MySQL delete data Delete and Truncate statements are used for comparison

  • 2020-05-13 03:38:05
  • OfStack

There are two common methods for empty mysqll table contents: 1 delete and 1 truncate. An delete statement without the where parameter can delete everything in the mysql table, and an truncate table statement can also empty everything in the mysql table. In terms of efficiency, truncate is faster than delete, but after truncate is deleted, mysql log is not recorded and data cannot be recovered.

Its grammatical structure is:
TRUNCATE [TABLE] tbl_name 

Here's a simple example,

I want to delete all the records in the friends table by using the following statement:
truncate table friends; 

The effect of delete is somewhat similar to deleting all records from the mysql table to the end of the delete, while truncate preserves the structure of the mysql table and recreates the table, with all the states corresponding to the new table.


Definition of the delete statement.

[WHERE where_definition] 
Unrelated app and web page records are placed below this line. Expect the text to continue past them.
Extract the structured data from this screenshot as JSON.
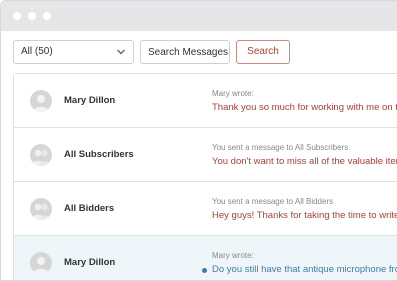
{
  "toolbar": {
    "filter_value": "All (50)",
    "search_placeholder": "Search Messages",
    "search_button_label": "Search"
  },
  "messages": [
    {
      "name": "Mary Dillon",
      "meta": "Mary wrote:",
      "preview": "Thank you so much for working with me on this",
      "unread": false
    },
    {
      "name": "All Subscribers",
      "meta": "You sent a message to All Subscribers",
      "preview": "You don't want to miss all of the valuable items",
      "unread": false
    },
    {
      "name": "All Bidders",
      "meta": "You sent a message to All Bidders",
      "preview": "Hey guys! Thanks for taking the time to write",
      "unread": false
    },
    {
      "name": "Mary Dillon",
      "meta": "Mary wrote:",
      "preview": "Do you still have that antique microphone fro",
      "unread": true
    }
  ],
  "colors": {
    "accent": "#a8413a",
    "unread_accent": "#3d7ea6",
    "selected_row_bg": "#eef6fa",
    "titlebar_bg": "#e6e6e8"
  }
}
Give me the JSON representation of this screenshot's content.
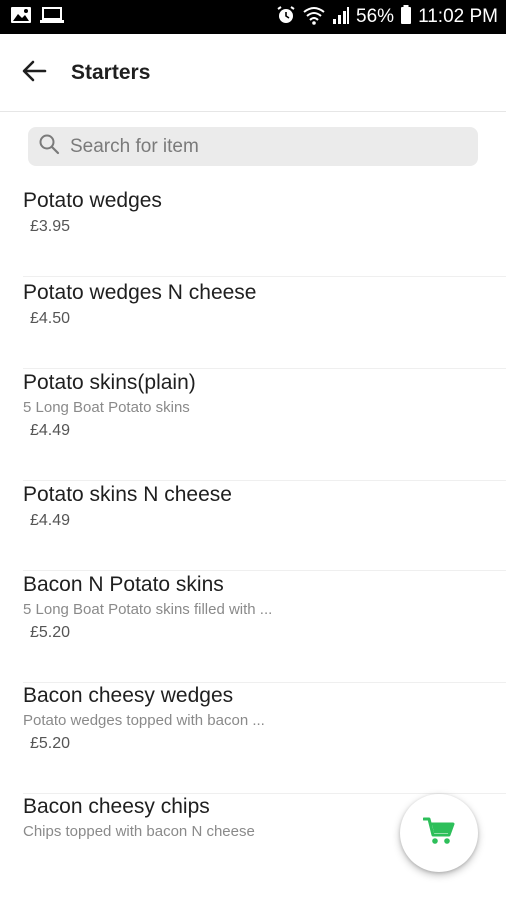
{
  "status_bar": {
    "battery_percent": "56%",
    "time": "11:02 PM",
    "icons": [
      "image-icon",
      "laptop-icon",
      "alarm-icon",
      "wifi-icon",
      "signal-icon",
      "battery-icon"
    ]
  },
  "header": {
    "back_icon": "arrow-back-icon",
    "title": "Starters"
  },
  "search": {
    "icon": "search-icon",
    "placeholder": "Search for item",
    "value": ""
  },
  "items": [
    {
      "name": "Potato wedges",
      "description": "",
      "price": "£3.95"
    },
    {
      "name": "Potato wedges N cheese",
      "description": "",
      "price": "£4.50"
    },
    {
      "name": "Potato skins(plain)",
      "description": "5 Long Boat Potato skins",
      "price": "£4.49"
    },
    {
      "name": "Potato skins N cheese",
      "description": "",
      "price": "£4.49"
    },
    {
      "name": "Bacon N Potato skins",
      "description": "5 Long Boat Potato skins filled with ...",
      "price": "£5.20"
    },
    {
      "name": "Bacon cheesy wedges",
      "description": "Potato wedges topped with bacon ...",
      "price": "£5.20"
    },
    {
      "name": "Bacon cheesy chips",
      "description": "Chips topped with bacon N cheese",
      "price": ""
    }
  ],
  "cart_button": {
    "icon": "cart-icon"
  },
  "colors": {
    "accent_green": "#2dbf5a",
    "status_bar_bg": "#000000",
    "search_bg": "#ebebeb"
  }
}
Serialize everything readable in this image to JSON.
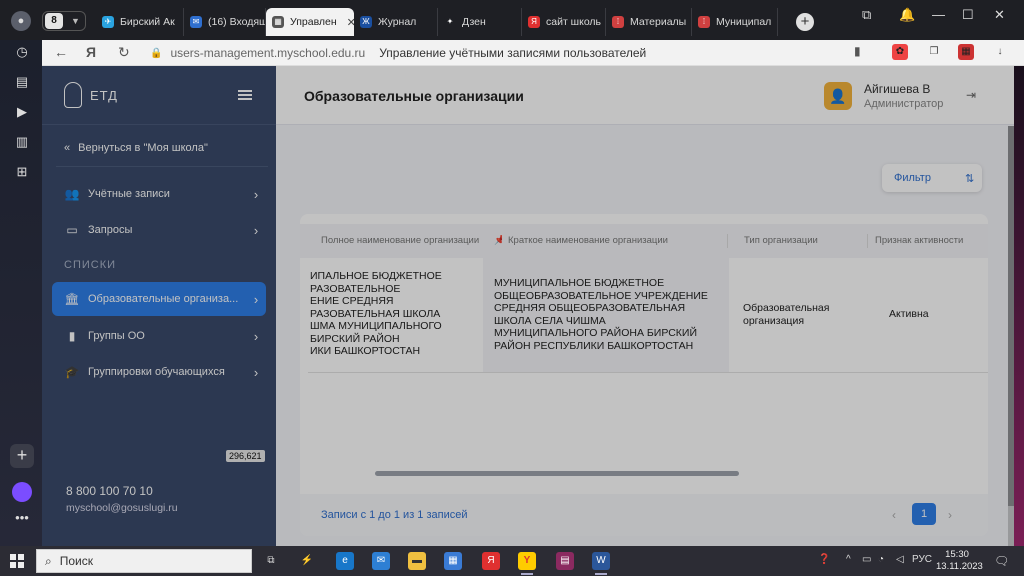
{
  "browser": {
    "tab_counter": "8",
    "tabs": [
      {
        "label": "Бирский Ак",
        "color": "#2aa3e0",
        "glyph": "✈"
      },
      {
        "label": "(16) Входящ",
        "color": "#2f6fcf",
        "glyph": "✉"
      },
      {
        "label": "Управлен",
        "color": "#555555",
        "glyph": "▦",
        "active": true
      },
      {
        "label": "Журнал",
        "color": "#1a4fa0",
        "glyph": "Ж"
      },
      {
        "label": "Дзен",
        "color": "#222222",
        "glyph": "✦"
      },
      {
        "label": "сайт школь",
        "color": "#e03030",
        "glyph": "Я"
      },
      {
        "label": "Материалы",
        "color": "#d04040",
        "glyph": "⁞"
      },
      {
        "label": "Муниципал",
        "color": "#d04040",
        "glyph": "⁞"
      }
    ],
    "url_domain": "users-management.myschool.edu.ru",
    "page_title": "Управление учётными записями пользователей"
  },
  "sidebar": {
    "logo": "ЕТД",
    "back_label": "Вернуться в \"Моя школа\"",
    "items_top": [
      {
        "label": "Учётные записи"
      },
      {
        "label": "Запросы"
      }
    ],
    "section_label": "СПИСКИ",
    "items_lists": [
      {
        "label": "Образовательные организа...",
        "active": true
      },
      {
        "label": "Группы ОО"
      },
      {
        "label": "Группировки обучающихся"
      }
    ],
    "counter": "296,621",
    "phone": "8 800 100 70 10",
    "email": "myschool@gosuslugi.ru"
  },
  "header": {
    "title": "Образовательные организации",
    "user_name": "Айгишева В",
    "user_role": "Администратор"
  },
  "filter": {
    "label": "Фильтр"
  },
  "table": {
    "columns": [
      "Полное наименование организации",
      "Краткое наименование организации",
      "Тип организации",
      "Признак активности"
    ],
    "row": {
      "full_name": "ИПАЛЬНОЕ БЮДЖЕТНОЕ\nРАЗОВАТЕЛЬНОЕ\nЕНИЕ СРЕДНЯЯ\nРАЗОВАТЕЛЬНАЯ ШКОЛА\nШМА МУНИЦИПАЛЬНОГО\nБИРСКИЙ РАЙОН\nИКИ БАШКОРТОСТАН",
      "short_name": "МУНИЦИПАЛЬНОЕ БЮДЖЕТНОЕ\nОБЩЕОБРАЗОВАТЕЛЬНОЕ УЧРЕЖДЕНИЕ\nСРЕДНЯЯ ОБЩЕОБРАЗОВАТЕЛЬНАЯ\nШКОЛА СЕЛА ЧИШМА\nМУНИЦИПАЛЬНОГО РАЙОНА БИРСКИЙ\nРАЙОН РЕСПУБЛИКИ БАШКОРТОСТАН",
      "type": "Образовательная\nорганизация",
      "active": "Активна"
    },
    "records_label": "Записи с 1 до 1 из 1 записей",
    "current_page": "1"
  },
  "taskbar": {
    "search_placeholder": "Поиск",
    "lang": "РУС",
    "time": "15:30",
    "date": "13.11.2023"
  },
  "colors": {
    "accent": "#2f7fe8",
    "sidebar": "#3a4a6b",
    "avatar": "#f4b33c"
  }
}
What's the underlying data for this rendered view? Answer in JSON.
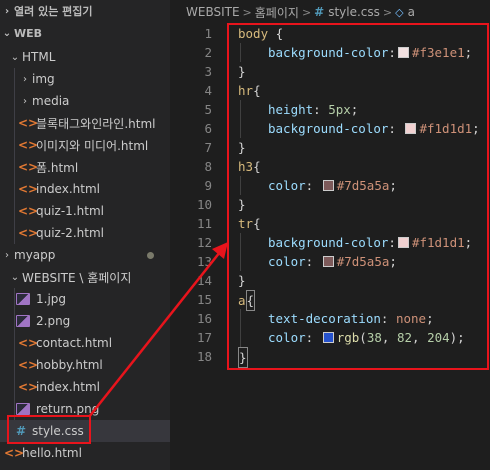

[ORDER BY ...] 

[LIMIT row_count] 

The syntax of MySQL is similar to that of spoken English, and it is enough to indicate which table you want to delete data from and which data you want to delete. Just like when writing narrative articles, time, place, characters, environment and plot elements are indispensable.
Examples are the most vivid and illustrative. So, it's not going to work, just get to the point. Following the syntax above, I want to delete all records in the firends table where user_name is equal to simaopig,
You can use the following SQL statement:

delete from friends where user_name = 'simaopig';delete 

Matters needing attention:
From the grammatical structure, we can see that, like update grammar 1, we can omit the where clause. But it's a dangerous thing to do. Because if you don't specify the where clause, delete will delete all the records in the table, and immediately, even if you want to cry, there is no place and no time, because you need to admit your mistake to your supervisor immediately, and immediately find the MySQL log and roll back and forth. But once you've had that experience, I'm sure it's impressive.

The strange thing is that it is almost impossible for me to delete the index file successfully in the case of huge amount of data on innodb and myisam. Leave that to be resolved.


While the truncate command spec is fast, it is not as secure for transactions as the delete command. Therefore, if the table we want to perform truncate deletion is transacting, this command will produce an exit and an error message.

Related articles: